The UN World Food Programme (WFP) is scaling up its emergency response in Ebola-hit nations of West Africa – most notably Guinea, Liberia and Sierra Leone. In this interview, WFP Regional Director for West Africa Denise Brown, who has just come back from the front lines of the operation, describes the situation in the field.
Q: You’ve been to Liberia. How does it look on the ground?
A: I think it is worse on the inside than we see from the outside. The World Health Organization (WHO) said it believes the number of cases are underestimated. That’s our impression too, particularly in Monrovia.
Q: What kind of challenges are you facing as a humanitarian organization?
A: At a hospital or treatment centre, it is fine. We hand the food rations to our medical partners, and they take care of it. But outside that scenario, it's difficult. At this scale, with entire communities under quarantine, there are different steps you have to take. First of all, we must make sure that we mitigate the risk for our staff. Then, we don’t want to do distributions for 10,000 people. The more people you have, the more risk there is of spreading the virus. We want small groups. But lots of small groups become hard to manage. It means lots of communication.
Also, it’s difficult because we are designing the programme as we go. We’ve jumped straight in and we are running hard to contain the spread of the virus. But we are still learning to run as we go.
Q: What is the impact of the travel restrictions put in place by neighbouring countries?
A: It is challenging our work. We need a reliable way of transporting the humanitarian staff into those countries, and we are working with governments to see what assurances can be put in place. If we can’t get in with supplies, with transport, with logisticians…then containing the outbreak will be very difficult.
Q: WFP has been present since the beginning of the crisis. What has it done so far?
A: Yes, in Guinea we started at least four months ago. In Liberia, a month ago and in Sierra Leone, a couple of weeks ago. These countries were on board already with food distributions, but now it’s much more. We sent in about 50 extra staff and logisticians because this is about moving food in, moving food out, making sure we know where quarantined areas will come up, and trying to pre-position food. We aim to reach about 1.3 million people who are in these quarantined areas and in hospitals.
Q: We know that the Ebola outbreak has an impact on the economy. What is its impact on food security?
There are issues of access to food and we are making sure that people have their basic needs during the quarantined period. We’re just at the beginning, to be frank. The prices of basic commodities are rising. We’ve done a preliminary analysis that shows a 30 percent increase for cassava and imported rice in Monrovia. When they did the graphs showing the peaks in the Ebola outbreak and the peaks in the market prices…they are following each other very closely.

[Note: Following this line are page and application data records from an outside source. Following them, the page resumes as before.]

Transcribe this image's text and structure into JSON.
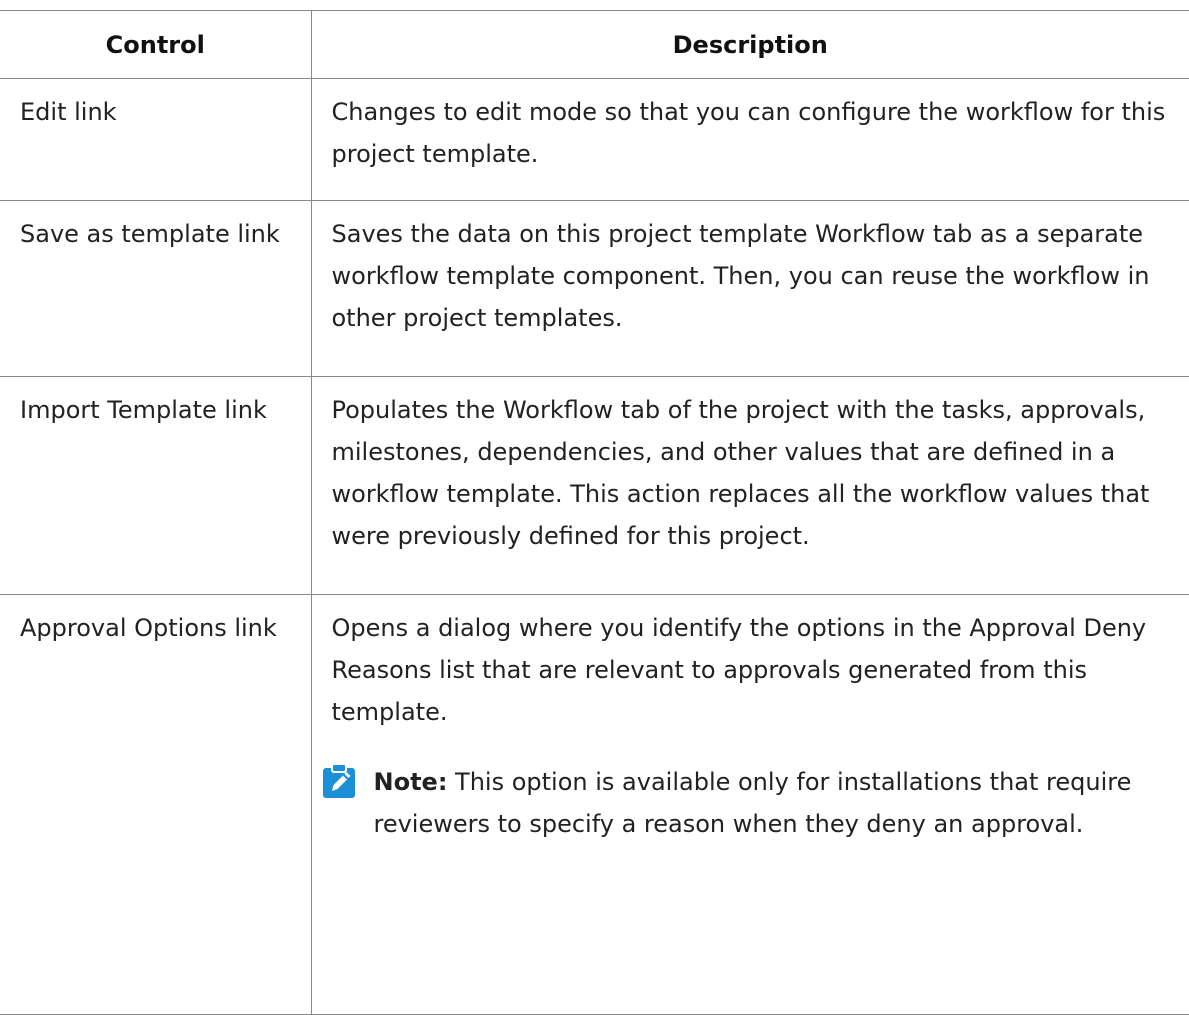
{
  "table": {
    "caption": "",
    "headers": {
      "control": "Control",
      "description": "Description"
    },
    "rows": [
      {
        "control": "Edit link",
        "description": "Changes to edit mode so that you can configure the workflow for this project template."
      },
      {
        "control": "Save as template link",
        "description": "Saves the data on this project template Workflow tab as a separate workflow template component. Then, you can reuse the workflow in other project templates."
      },
      {
        "control": "Import Template link",
        "description": "Populates the Workflow tab of the project with the tasks, approvals, milestones, dependencies, and other values that are defined in a workflow template. This action replaces all the workflow values that were previously defined for this project."
      },
      {
        "control": "Approval Options link",
        "description": "Opens a dialog where you identify the options in the Approval Deny Reasons list that are relevant to approvals generated from this template.",
        "note": {
          "label": "Note:",
          "text": " This option is available only for installations that require reviewers to specify a reason when they deny an approval.",
          "icon": "pencil-note-icon",
          "icon_color": "#1c8fd6"
        }
      }
    ]
  }
}
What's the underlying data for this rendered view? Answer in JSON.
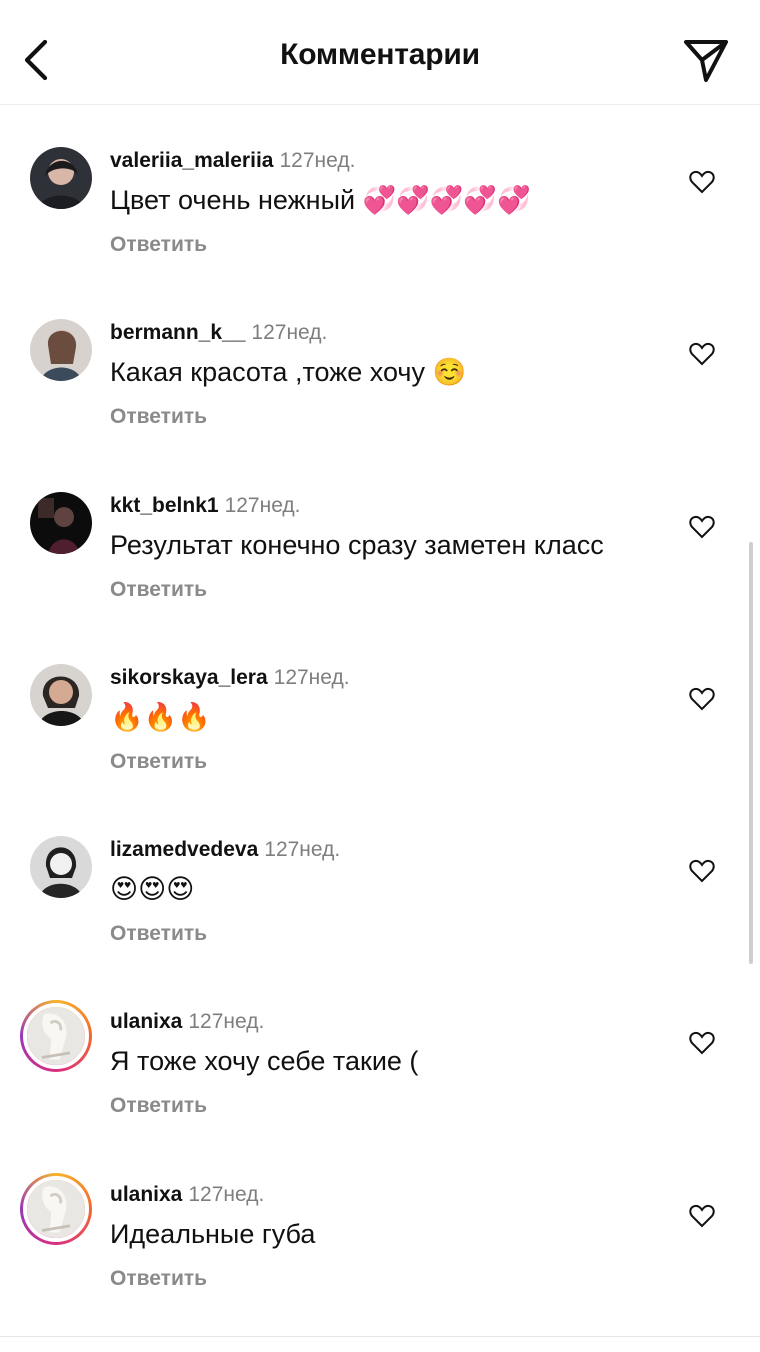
{
  "header": {
    "title": "Комментарии"
  },
  "comments": [
    {
      "username": "valeriia_maleriia",
      "time": "127нед.",
      "text": "Цвет очень нежный 💞💞💞💞💞",
      "reply": "Ответить",
      "avatar_icon": "profile-photo",
      "story_ring": false
    },
    {
      "username": "bermann_k__",
      "time": "127нед.",
      "text": "Какая красота ,тоже хочу ☺️",
      "reply": "Ответить",
      "avatar_icon": "profile-photo",
      "story_ring": false
    },
    {
      "username": "kkt_belnk1",
      "time": "127нед.",
      "text": "Результат конечно сразу заметен класс",
      "reply": "Ответить",
      "avatar_icon": "profile-photo",
      "story_ring": false
    },
    {
      "username": "sikorskaya_lera",
      "time": "127нед.",
      "text": "🔥🔥🔥",
      "reply": "Ответить",
      "avatar_icon": "profile-photo",
      "story_ring": false
    },
    {
      "username": "lizamedvedeva",
      "time": "127нед.",
      "text": "😍😍😍",
      "reply": "Ответить",
      "avatar_icon": "profile-photo",
      "story_ring": false
    },
    {
      "username": "ulanixa",
      "time": "127нед.",
      "text": "Я тоже хочу себе такие (",
      "reply": "Ответить",
      "avatar_icon": "profile-photo",
      "story_ring": true
    },
    {
      "username": "ulanixa",
      "time": "127нед.",
      "text": "Идеальные губа",
      "reply": "Ответить",
      "avatar_icon": "profile-photo",
      "story_ring": true
    }
  ],
  "colors": {
    "text": "#111111",
    "muted": "#7e7e7e",
    "reply": "#8a8a8a",
    "divider": "#ececec",
    "story_ring": [
      "#f7b52b",
      "#f26730",
      "#d92e7f",
      "#9b36b7"
    ]
  }
}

But the other part of this is the disruption in agricultural production. We know from our contacts with farmers that planting has been disrupted. In the UN system, WFP and the Food and Agricultural Organization are responsible for doing crop and food supply assessments, which give us a much better understanding at the macro level about what is happening to markets and crop production. So there are immediate, acute needs and then what looks like concentric circles just building around that epicentre with different kinds of crises which need to be managed.
Q: How much money is it going to take to service the 1.3 million people?
A: The cost of the regional emergency operation is USD 70 million, for 1.3 million people, for three months. But WHO is saying that it will be about 6-8 months before the outbreak is contained, so we will be extending our operations. We are doing this but we have no confirmed contribution. We are using stocks that we had on hand from other programs. We're saying to donors: "We have rice in this country for this – and we would like to use it for that [the Ebola response - ed]." We have food stocks pre-positioned in the region, but we need money to transport them. So we are in contact with the donor community to get the support for an increased response. But you need to put this into a broader context: I don’t think the world has ever seen so many concurrent crises on such a huge scale. The humanitarian community is stretched beyond belief.